Their solution is to use the Discovery as a booster stage for the Leonov to get it up to velocity so it can take a different route, and they do this. All of the above is scientifically accurate. You can’t just arbitrarily decide to start your trip from planet A to planet B right this second, at least not with our existing technology.

But there’s one other thing going on. Jupiter is about to be transformed into a dwarf star, which means there’s going to be an enormous explosion in the outer solar system, which will send out a rapid shock wave of high energy radiation that is going to catch up to the Leonov, which may not be sufficiently shielded to handle it.

The Discovery, by the way, somehow implausibly stopped after it was done boosting the Leonov (again, scientifically wrong), and is destroyed in the explosion that turns Jupiter into our Sun’s binary partner.

Hint: In space, if you use rocket A to give rocket B a boost, and then rocket B fires its own engines to pull away, rocket A is only going to be slowed by whatever negative thrust it picks up from departing B, which might not be that much. Otherwise, it’s going to continue onward forever at whatever velocity it had.

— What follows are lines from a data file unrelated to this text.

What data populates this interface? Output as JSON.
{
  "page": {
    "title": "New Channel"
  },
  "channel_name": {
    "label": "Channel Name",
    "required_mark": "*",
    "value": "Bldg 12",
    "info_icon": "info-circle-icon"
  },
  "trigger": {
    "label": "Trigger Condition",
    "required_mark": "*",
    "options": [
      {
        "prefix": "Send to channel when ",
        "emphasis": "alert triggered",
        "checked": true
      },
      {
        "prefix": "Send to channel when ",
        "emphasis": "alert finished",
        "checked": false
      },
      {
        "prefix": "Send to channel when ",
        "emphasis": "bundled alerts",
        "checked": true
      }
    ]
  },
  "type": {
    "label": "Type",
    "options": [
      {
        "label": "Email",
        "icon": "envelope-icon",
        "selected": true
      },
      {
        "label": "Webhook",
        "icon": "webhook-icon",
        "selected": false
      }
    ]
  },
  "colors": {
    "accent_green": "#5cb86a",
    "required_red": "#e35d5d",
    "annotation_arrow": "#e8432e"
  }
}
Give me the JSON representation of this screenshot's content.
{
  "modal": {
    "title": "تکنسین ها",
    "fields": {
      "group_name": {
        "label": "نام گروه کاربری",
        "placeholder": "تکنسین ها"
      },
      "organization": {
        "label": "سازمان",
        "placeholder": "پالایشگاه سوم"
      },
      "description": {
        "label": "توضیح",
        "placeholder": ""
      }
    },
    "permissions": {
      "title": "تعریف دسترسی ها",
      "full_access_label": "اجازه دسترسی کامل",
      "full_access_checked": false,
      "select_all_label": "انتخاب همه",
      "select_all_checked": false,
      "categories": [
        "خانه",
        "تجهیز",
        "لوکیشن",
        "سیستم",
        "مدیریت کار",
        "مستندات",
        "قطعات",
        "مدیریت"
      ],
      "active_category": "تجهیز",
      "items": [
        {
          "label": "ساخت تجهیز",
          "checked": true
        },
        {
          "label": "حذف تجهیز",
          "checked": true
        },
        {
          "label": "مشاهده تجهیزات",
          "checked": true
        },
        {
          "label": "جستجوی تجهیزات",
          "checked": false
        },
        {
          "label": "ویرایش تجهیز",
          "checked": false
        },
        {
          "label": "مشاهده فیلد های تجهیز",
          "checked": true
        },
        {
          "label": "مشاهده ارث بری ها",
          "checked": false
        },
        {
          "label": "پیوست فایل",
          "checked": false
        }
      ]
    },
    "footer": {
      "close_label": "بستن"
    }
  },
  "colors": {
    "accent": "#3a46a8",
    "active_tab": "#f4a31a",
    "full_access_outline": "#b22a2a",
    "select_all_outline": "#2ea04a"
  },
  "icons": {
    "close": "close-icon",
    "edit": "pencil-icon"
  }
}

It could separate by firing its own forward-facing thrusters, which would slow it a bit, but that might damage the other ship, which is the one you want to keep intact.

Newton’s Laws, baby. So chances are that if Discovery didn’t make it out of the melty zone, Leonov didn’t, either.

But the director puts the final nail into his disregard for Kubrick in the last shot, when we go back to a now warm and wet Europa, which is in about its equivalent to Earth’s Carboniferous Period — think steamy swaps with giant ferns and huge insects.

SPOILER ALERT: Cue Also Sprach Zarathustra, which means we’re getting a big reveal. And we do. There’s a monolith on Europa, waiting. But how does the director get to it? Not through a dramatic and involving tilt up. Nope. He instead pans right, in a shot that sucks all of the impact out of the reveal.

Quite typical of this hatchet job, really. So yeah, it’s a sequel that should just disappear. Preferably, Clarke’s three sequels should instead be made into a streaming series, and done by producers and directors who actually respect Kubrick and can do onscreen science right.